Imagine my surprise when, almost a decade later, Peter turned up at our dojo looking like an iron man. The paunch was no more. In its place was the proverbial "six pack". It was something I never imagined possible with Peter. "How did you do it?" I asked.
     He replied: "Running with Bob".

He was, of course, referring to our teacher Lao shi Bob Davies. I immediately understood how Peter had achieved his remarkable transformation. If you could keep up with our teacher you couldn't have a paunch. The 2 concepts were mutually exclusive.
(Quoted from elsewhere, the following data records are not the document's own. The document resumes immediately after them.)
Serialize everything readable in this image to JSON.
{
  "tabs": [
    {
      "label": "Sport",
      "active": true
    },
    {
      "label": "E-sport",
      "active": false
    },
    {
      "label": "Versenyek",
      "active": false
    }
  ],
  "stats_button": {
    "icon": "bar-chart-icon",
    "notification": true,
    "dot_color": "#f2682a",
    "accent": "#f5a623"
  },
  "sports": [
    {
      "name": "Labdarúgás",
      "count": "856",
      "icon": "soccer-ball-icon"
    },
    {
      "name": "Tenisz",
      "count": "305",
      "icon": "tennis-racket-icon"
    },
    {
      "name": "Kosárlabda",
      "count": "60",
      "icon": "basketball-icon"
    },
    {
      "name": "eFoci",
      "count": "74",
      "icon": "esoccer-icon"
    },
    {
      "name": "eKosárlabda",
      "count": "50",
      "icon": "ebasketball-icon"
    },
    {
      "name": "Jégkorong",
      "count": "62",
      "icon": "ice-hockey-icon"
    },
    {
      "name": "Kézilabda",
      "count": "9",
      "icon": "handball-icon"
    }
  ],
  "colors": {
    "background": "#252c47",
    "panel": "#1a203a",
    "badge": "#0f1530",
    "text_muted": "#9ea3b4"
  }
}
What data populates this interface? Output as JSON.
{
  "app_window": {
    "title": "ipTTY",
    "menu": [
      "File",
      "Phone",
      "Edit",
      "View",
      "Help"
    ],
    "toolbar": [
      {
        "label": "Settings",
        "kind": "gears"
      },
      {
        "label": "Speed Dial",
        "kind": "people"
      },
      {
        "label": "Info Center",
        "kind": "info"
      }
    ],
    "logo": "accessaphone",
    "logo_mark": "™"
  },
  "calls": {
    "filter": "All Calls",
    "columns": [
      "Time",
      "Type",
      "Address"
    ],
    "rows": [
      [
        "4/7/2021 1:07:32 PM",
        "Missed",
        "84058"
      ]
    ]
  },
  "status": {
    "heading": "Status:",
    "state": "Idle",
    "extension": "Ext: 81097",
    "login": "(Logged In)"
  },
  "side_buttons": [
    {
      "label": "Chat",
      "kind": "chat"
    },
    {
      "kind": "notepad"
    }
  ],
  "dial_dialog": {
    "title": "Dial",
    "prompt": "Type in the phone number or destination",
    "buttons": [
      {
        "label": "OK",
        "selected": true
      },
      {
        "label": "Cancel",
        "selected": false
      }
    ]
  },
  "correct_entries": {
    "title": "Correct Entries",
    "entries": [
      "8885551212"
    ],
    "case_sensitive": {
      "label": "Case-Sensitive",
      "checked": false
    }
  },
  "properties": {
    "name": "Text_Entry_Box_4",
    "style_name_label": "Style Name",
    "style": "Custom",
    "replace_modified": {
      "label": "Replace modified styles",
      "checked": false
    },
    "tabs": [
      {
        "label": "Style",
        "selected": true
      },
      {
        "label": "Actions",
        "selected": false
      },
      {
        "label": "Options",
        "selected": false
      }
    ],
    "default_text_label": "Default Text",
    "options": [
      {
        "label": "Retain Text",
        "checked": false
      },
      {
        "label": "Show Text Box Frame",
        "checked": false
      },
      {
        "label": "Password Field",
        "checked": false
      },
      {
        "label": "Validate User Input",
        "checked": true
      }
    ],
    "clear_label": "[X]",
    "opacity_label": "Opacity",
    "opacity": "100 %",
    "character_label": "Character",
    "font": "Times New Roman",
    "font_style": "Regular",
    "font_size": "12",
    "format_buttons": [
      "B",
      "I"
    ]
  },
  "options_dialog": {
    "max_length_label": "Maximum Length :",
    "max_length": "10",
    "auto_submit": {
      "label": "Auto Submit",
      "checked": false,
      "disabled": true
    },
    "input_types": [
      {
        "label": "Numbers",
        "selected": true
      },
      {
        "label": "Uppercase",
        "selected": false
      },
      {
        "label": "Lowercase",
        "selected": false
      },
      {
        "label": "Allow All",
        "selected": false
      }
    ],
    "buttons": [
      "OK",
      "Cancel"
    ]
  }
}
I cast my mind back to my visit to Lao shi Bob the year before. My wife and I had arrived at his house in Durb…